After the Paris Agreement, the transition towards a carbon-free society necessitates new forms of collaboration between climate science and society. In my article, I argue that the increasing participation of disciplines from the humanities represents a cultural turn in climate risk governance. In the example of my anthropological case study at the Northern German coastline, I show that the co-development of place-based climate services for action means a challenge to the science-based definition of climate change and the resulting problem-solving strategies.
Climate change materializes in form of extreme weather events, changes in the seasons and sea level rise. Local narratives represent these changes, expand the problem definition of climate change and express the multiple entanglements of weather, climate and society. Past flood disasters and interactions with the sea are presented in different configurations of time and space that put emerging forms of climate services into context. Narratives of change serve as a localization device and as a starting point for the co-development of climate services for action. Collaborations between science and humanities on the one hand, and between researchers and local actors on the other are an open-ended process.

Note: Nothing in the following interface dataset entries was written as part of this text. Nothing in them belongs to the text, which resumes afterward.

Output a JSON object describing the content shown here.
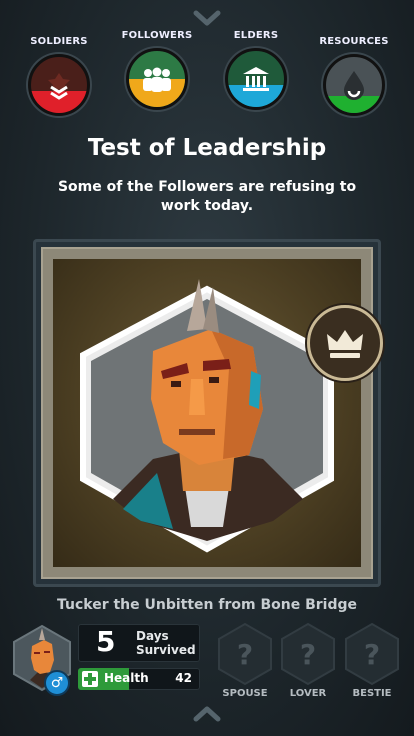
{
  "stats": [
    {
      "label": "SOLDIERS",
      "top_color": "#4a1f1a",
      "bottom_color": "#e0202a",
      "level": 0.4,
      "icon": "soldier-chevron-icon"
    },
    {
      "label": "FOLLOWERS",
      "top_color": "#2d7a45",
      "bottom_color": "#f0a81a",
      "level": 0.5,
      "icon": "followers-icon"
    },
    {
      "label": "ELDERS",
      "top_color": "#1f5a3a",
      "bottom_color": "#1ea8d8",
      "level": 0.4,
      "icon": "elders-temple-icon"
    },
    {
      "label": "RESOURCES",
      "top_color": "#4a5256",
      "bottom_color": "#1fb030",
      "level": 0.3,
      "icon": "resources-drop-icon"
    }
  ],
  "event": {
    "title": "Test of Leadership",
    "description": "Some of the Followers are refusing to work today."
  },
  "character": {
    "name": "Tucker the Unbitten from Bone Bridge",
    "days_value": "5",
    "days_label_1": "Days",
    "days_label_2": "Survived",
    "health_label": "Health",
    "health_value": "42",
    "health_fraction": 0.42,
    "gender_symbol": "♂"
  },
  "relations": [
    {
      "label": "SPOUSE",
      "icon": "?"
    },
    {
      "label": "LOVER",
      "icon": "?"
    },
    {
      "label": "BESTIE",
      "icon": "?"
    }
  ],
  "colors": {
    "accent_gold": "#c9b995",
    "health_green": "#2e9a3a"
  }
}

In form of a field report, I identify diverse narratives of change and the first steps towards the co-development of new forms of climate services. In the example of a scenario workshop, I describe local visions of climate risk governance, with climate researchers as facilitators and moderators of public forums motivated for action. This essay provides an anthropological insight into this process and details the procedures of emerging collaborations, making use of field notes, anthropological self-reflection and narrative theory.